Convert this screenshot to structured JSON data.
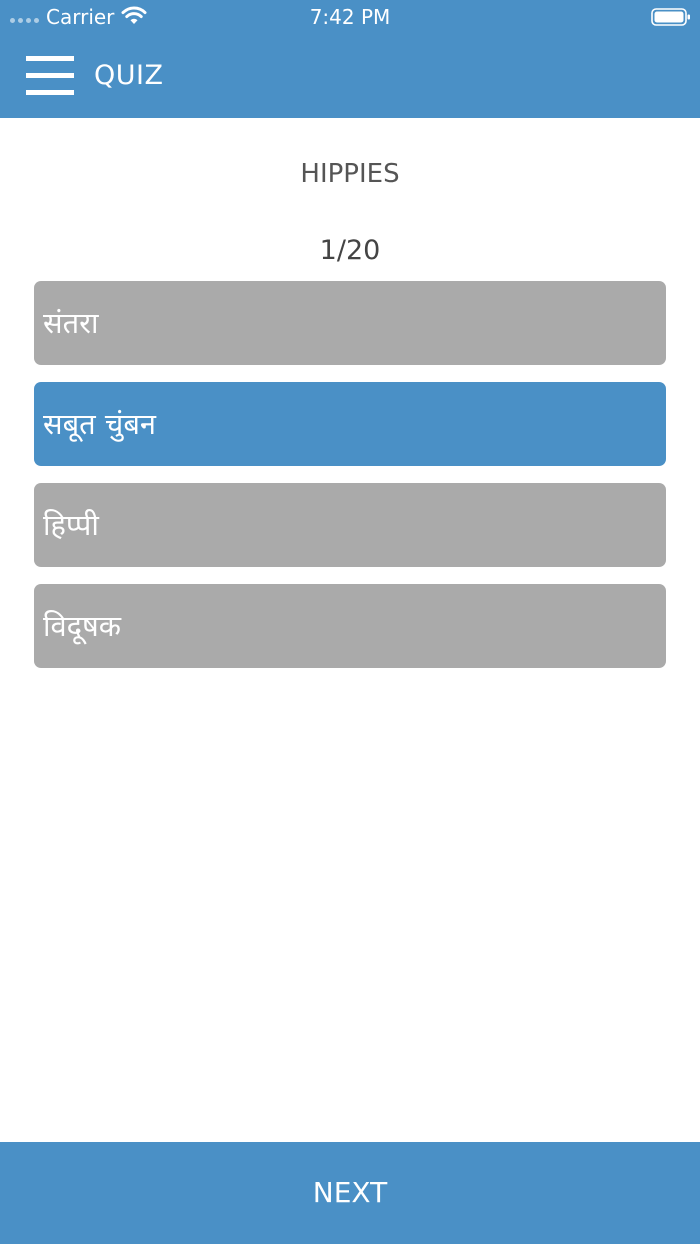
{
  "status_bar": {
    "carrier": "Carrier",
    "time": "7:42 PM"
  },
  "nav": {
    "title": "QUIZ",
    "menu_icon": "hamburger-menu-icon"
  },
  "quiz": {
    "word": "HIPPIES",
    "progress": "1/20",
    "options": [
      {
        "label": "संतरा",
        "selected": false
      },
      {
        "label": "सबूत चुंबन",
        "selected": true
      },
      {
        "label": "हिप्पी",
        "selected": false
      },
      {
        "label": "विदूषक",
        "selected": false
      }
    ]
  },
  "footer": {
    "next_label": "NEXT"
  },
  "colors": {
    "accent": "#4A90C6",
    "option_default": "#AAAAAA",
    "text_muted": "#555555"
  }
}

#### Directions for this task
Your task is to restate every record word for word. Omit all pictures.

#### Solution to this exercise
Convert this screenshot to structured JSON data.
{
  "status_bar": {
    "carrier": "Carrier",
    "time": "7:42 PM"
  },
  "nav": {
    "title": "QUIZ",
    "menu_icon": "hamburger-menu-icon"
  },
  "quiz": {
    "word": "HIPPIES",
    "progress": "1/20",
    "options": [
      {
        "label": "संतरा",
        "selected": false
      },
      {
        "label": "सबूत चुंबन",
        "selected": true
      },
      {
        "label": "हिप्पी",
        "selected": false
      },
      {
        "label": "विदूषक",
        "selected": false
      }
    ]
  },
  "footer": {
    "next_label": "NEXT"
  },
  "colors": {
    "accent": "#4A90C6",
    "option_default": "#AAAAAA",
    "text_muted": "#555555"
  }
}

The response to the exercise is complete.